Perhaps moreso than anything else, I fear “the wall.” I have run headlong into the wall in four of my five marathons to date, and in no case has it been pleasant. The feeling of a smooth stride devolving into a pained shuffle is one that I cannot forget. Memories of the energy rapidly draining from my body make me tremble. The thought of a colossal bonk preventing me from reaching my goal of a PR or even maybe a BQ is ever-present when I am out training on the road. I’d like to think that these feelings are common, but I don’t know. I just know that they are common for me.
Despite my fears, I have learned a thing or two over my five previous 26.2 mile races. I now understand the importance of proper pacing – if I go out too fast and try to hold on, I’m going to be toast. Disney Marathon 2010 taught me that, as my negative split from the first to second half result in a big PR and my fastest miles occurred in the final six. I have learned that fueling well is important, and that over-hydrating prior to the race can be problematic with respect tip bio-breaks. I have learned that having a relaxed approach to a race can be beneficial – I won’t be poring over course maps and elevation profiles this week – I plan to just take what happens as it comes.
Despite all of these lessons learned, I still worry about how I will do. I’m confident I can avoid the wall if I run negative splits or chug along at a relatively steady pace. The problem is how to know what pace that is? Should I go out at 7:28min/mile BQ pace and risk an inevitable crash since my training has been erratic this summer due to baby related time constraints? Should I just run the race with my friends at a slightly slower pace with the sole goal of having fun and trying to pick up a new PR? How will the cold that nailed me this week and caused me to take four days off affect me? How will my retooled stride hold up over the distance? I’m very comfortable with my midfoot form now, but still don’t think my muscles have fully adapted to the extent that I would like (my calves are now good, but my quads need some more work since they bear more of the brunt of shock absorption now that it has shifted from my leg bones and heel).
As with most of my running experiences, I know the answers to many of these questions somewhere deep down.

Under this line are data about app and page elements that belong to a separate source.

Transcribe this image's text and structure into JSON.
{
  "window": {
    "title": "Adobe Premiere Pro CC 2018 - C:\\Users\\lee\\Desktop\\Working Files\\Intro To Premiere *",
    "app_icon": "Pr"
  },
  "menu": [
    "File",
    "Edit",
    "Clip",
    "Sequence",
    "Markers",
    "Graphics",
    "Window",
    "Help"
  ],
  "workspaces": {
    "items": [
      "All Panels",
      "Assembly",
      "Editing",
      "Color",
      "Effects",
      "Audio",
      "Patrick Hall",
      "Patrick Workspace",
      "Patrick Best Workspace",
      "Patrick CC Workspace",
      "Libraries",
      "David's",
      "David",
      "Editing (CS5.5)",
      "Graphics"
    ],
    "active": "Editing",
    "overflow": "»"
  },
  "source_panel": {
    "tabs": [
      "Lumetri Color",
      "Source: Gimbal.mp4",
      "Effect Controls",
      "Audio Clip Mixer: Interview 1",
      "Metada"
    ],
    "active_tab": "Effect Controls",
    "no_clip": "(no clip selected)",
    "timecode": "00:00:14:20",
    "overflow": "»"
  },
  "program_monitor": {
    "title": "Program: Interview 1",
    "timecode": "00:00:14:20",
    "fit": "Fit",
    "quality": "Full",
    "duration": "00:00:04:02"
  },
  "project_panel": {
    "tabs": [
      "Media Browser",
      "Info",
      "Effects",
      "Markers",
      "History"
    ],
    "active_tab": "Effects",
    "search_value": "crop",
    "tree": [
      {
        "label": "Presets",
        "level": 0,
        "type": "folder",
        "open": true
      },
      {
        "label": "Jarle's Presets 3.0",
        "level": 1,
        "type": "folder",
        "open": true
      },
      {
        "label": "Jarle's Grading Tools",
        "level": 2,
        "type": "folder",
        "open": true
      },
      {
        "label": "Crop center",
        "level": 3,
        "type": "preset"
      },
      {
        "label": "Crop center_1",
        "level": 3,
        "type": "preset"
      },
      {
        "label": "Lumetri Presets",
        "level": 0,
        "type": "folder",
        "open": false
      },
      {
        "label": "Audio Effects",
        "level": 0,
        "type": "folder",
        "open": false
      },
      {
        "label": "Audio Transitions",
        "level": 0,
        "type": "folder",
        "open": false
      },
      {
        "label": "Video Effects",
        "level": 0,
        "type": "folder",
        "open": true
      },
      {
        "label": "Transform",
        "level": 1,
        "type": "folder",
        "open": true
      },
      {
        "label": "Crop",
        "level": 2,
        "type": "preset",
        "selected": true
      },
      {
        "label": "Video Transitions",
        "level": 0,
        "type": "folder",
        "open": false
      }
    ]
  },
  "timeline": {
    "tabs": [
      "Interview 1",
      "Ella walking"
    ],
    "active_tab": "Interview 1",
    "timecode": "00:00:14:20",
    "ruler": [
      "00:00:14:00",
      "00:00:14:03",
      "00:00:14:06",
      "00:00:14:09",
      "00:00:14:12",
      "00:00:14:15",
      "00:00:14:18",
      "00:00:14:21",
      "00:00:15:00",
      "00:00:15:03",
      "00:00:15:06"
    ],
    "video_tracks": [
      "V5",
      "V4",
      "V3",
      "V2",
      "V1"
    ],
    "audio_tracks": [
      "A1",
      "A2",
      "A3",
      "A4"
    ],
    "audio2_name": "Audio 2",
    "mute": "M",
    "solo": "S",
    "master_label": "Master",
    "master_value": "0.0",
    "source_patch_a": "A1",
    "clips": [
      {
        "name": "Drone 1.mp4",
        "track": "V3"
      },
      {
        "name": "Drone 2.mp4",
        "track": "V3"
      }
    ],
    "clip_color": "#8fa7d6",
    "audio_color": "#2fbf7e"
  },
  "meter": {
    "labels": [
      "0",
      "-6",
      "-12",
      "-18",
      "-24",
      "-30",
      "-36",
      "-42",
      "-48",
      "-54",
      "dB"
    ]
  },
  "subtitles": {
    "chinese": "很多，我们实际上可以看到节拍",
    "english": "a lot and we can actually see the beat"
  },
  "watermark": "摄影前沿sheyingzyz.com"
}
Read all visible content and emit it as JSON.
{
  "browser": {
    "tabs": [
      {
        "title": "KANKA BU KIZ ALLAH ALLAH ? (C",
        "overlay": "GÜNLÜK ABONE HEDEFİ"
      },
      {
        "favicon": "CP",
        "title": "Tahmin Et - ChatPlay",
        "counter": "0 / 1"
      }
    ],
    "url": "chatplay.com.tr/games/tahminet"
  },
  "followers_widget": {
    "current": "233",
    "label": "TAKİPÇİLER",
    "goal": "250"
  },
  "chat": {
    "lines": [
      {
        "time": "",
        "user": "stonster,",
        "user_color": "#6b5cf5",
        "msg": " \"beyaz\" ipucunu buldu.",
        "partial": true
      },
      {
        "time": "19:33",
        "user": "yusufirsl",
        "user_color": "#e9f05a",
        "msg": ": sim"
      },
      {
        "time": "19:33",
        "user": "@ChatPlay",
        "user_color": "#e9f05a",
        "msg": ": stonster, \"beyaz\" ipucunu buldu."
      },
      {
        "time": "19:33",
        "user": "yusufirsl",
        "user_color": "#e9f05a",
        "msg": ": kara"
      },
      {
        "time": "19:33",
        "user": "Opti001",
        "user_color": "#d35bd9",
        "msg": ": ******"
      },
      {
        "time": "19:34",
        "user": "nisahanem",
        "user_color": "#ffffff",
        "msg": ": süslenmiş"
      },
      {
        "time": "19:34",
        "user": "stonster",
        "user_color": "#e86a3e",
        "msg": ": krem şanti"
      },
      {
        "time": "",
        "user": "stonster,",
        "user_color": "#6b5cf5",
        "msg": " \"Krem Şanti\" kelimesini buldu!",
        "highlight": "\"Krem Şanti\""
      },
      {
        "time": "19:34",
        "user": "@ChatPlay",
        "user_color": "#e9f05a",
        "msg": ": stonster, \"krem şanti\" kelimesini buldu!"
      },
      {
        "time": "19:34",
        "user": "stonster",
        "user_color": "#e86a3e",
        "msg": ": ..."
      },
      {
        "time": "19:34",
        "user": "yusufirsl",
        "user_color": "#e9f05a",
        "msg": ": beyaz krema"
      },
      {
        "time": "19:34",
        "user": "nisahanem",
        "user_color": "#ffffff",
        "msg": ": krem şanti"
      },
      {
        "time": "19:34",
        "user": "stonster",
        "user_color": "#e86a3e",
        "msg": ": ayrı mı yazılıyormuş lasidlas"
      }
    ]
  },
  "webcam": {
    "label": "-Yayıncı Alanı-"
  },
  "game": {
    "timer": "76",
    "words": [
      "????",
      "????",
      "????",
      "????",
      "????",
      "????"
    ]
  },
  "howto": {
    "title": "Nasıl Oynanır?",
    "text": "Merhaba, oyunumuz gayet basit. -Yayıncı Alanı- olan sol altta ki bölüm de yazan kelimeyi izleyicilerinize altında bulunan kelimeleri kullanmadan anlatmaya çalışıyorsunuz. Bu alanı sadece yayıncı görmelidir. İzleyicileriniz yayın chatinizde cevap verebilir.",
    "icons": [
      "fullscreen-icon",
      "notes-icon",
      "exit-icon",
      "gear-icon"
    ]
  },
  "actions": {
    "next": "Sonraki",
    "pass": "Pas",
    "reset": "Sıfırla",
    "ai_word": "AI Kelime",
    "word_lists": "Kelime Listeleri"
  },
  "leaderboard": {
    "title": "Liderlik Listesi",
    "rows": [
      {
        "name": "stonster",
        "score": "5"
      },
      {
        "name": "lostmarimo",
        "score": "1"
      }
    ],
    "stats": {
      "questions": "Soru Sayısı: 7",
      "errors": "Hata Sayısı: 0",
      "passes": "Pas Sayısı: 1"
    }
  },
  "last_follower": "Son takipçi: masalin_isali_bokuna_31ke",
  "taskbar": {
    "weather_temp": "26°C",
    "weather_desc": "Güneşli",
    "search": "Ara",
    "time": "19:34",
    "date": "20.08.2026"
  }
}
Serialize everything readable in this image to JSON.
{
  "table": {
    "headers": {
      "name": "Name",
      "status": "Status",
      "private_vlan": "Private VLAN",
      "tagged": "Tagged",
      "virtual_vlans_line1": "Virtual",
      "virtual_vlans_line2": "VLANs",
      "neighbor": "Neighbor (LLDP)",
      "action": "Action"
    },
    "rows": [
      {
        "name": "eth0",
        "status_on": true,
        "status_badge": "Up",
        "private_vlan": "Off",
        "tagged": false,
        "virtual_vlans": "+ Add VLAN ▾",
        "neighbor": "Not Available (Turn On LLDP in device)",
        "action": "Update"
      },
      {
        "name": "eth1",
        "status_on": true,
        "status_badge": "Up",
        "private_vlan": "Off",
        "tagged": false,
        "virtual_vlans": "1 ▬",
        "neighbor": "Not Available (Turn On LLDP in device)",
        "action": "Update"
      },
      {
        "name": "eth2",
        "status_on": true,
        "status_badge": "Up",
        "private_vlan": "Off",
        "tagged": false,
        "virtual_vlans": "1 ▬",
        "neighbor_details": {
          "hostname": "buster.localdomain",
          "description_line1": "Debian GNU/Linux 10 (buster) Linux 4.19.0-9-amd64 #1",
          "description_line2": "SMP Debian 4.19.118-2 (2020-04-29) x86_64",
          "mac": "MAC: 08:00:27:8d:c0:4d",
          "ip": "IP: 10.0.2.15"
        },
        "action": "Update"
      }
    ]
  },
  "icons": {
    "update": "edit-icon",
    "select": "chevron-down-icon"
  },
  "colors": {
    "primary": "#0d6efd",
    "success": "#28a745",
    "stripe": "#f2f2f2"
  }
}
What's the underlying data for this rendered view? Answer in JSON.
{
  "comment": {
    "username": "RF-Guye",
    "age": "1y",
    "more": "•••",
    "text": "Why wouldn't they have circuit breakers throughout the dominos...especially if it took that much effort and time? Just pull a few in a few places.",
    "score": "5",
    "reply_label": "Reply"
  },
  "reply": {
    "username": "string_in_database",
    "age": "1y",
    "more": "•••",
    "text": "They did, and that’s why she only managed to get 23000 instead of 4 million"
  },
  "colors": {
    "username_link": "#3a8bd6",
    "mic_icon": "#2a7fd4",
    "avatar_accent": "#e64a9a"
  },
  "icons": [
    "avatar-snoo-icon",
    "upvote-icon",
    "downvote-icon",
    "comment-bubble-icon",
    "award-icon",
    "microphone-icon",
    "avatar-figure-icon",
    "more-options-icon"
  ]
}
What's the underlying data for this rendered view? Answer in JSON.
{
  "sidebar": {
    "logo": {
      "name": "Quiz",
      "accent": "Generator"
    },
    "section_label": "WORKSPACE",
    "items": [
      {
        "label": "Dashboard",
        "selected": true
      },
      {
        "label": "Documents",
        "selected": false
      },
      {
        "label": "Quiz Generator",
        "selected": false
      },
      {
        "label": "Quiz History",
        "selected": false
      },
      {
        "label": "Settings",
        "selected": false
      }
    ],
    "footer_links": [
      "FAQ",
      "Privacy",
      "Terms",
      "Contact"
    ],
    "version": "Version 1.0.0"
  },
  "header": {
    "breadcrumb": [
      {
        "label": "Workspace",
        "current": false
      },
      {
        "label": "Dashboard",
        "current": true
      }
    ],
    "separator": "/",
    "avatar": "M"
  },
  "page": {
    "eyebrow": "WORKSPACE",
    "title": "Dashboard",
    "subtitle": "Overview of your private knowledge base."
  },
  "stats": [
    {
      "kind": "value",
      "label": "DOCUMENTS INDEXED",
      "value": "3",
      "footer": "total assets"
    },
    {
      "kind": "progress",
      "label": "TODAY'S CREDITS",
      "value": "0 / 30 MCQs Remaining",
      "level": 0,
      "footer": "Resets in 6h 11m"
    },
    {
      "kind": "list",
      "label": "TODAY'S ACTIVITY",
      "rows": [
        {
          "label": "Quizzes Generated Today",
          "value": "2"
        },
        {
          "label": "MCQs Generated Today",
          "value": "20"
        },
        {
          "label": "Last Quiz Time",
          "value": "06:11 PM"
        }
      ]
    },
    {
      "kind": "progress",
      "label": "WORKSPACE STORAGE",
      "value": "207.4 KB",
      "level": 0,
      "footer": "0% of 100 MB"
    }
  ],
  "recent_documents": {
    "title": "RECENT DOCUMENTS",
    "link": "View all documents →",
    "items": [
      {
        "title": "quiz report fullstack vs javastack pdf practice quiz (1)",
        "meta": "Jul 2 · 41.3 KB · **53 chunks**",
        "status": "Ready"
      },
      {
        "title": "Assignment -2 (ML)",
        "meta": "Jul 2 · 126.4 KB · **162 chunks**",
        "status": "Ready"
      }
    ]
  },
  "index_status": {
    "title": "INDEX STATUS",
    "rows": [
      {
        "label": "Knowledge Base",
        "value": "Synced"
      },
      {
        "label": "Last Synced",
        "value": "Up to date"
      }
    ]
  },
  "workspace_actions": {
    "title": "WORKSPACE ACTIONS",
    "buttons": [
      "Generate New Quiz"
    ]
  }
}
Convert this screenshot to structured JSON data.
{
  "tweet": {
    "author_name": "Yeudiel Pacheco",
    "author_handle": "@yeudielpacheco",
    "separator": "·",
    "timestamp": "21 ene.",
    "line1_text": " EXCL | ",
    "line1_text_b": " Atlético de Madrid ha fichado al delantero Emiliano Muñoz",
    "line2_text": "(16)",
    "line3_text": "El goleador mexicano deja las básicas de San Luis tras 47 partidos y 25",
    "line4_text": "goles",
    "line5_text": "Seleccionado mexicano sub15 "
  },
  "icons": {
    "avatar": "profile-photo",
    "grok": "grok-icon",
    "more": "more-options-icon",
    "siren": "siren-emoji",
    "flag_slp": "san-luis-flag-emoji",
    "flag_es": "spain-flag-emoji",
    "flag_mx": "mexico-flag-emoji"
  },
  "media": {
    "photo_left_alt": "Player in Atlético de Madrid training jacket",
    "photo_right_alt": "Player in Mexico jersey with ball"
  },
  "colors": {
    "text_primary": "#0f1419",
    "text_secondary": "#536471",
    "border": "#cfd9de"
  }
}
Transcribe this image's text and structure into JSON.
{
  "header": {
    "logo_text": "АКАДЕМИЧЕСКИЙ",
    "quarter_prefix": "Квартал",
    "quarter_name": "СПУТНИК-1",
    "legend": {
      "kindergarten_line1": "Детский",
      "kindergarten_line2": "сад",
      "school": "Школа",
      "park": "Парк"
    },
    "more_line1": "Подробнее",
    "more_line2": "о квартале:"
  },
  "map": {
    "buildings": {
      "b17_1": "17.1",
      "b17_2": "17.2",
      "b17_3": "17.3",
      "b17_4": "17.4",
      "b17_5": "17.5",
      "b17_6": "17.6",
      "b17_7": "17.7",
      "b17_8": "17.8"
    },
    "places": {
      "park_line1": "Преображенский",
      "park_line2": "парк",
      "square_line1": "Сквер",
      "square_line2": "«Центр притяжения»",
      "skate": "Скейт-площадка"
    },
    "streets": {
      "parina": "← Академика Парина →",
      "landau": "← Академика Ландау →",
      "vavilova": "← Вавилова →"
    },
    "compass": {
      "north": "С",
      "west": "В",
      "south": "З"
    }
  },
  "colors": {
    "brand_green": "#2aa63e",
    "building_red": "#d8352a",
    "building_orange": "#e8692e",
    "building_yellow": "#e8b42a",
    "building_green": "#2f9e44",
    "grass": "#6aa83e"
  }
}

I know that I am incapable of holding back from shooting for a goal – I’ll probably start the race with my friends, and if feeling good after a few miles make an attempt on the BQ even if it is an unwise choice that will lead to a crash. I want to say that I’m going to go out and rock it, and maybe I will, but self-doubt lingers and is hard to overcome. When I return home after the race, I know that my kids will ask me if I won – they always do. As long as my response is that I did my best and gave it my all, I guess there’s nothing to be ashamed of. I just wish I could content myself with that feeling going in!
How about you? Do you suffer from these same feelings of self doubt with your running? If so, any tips on how to deal with them?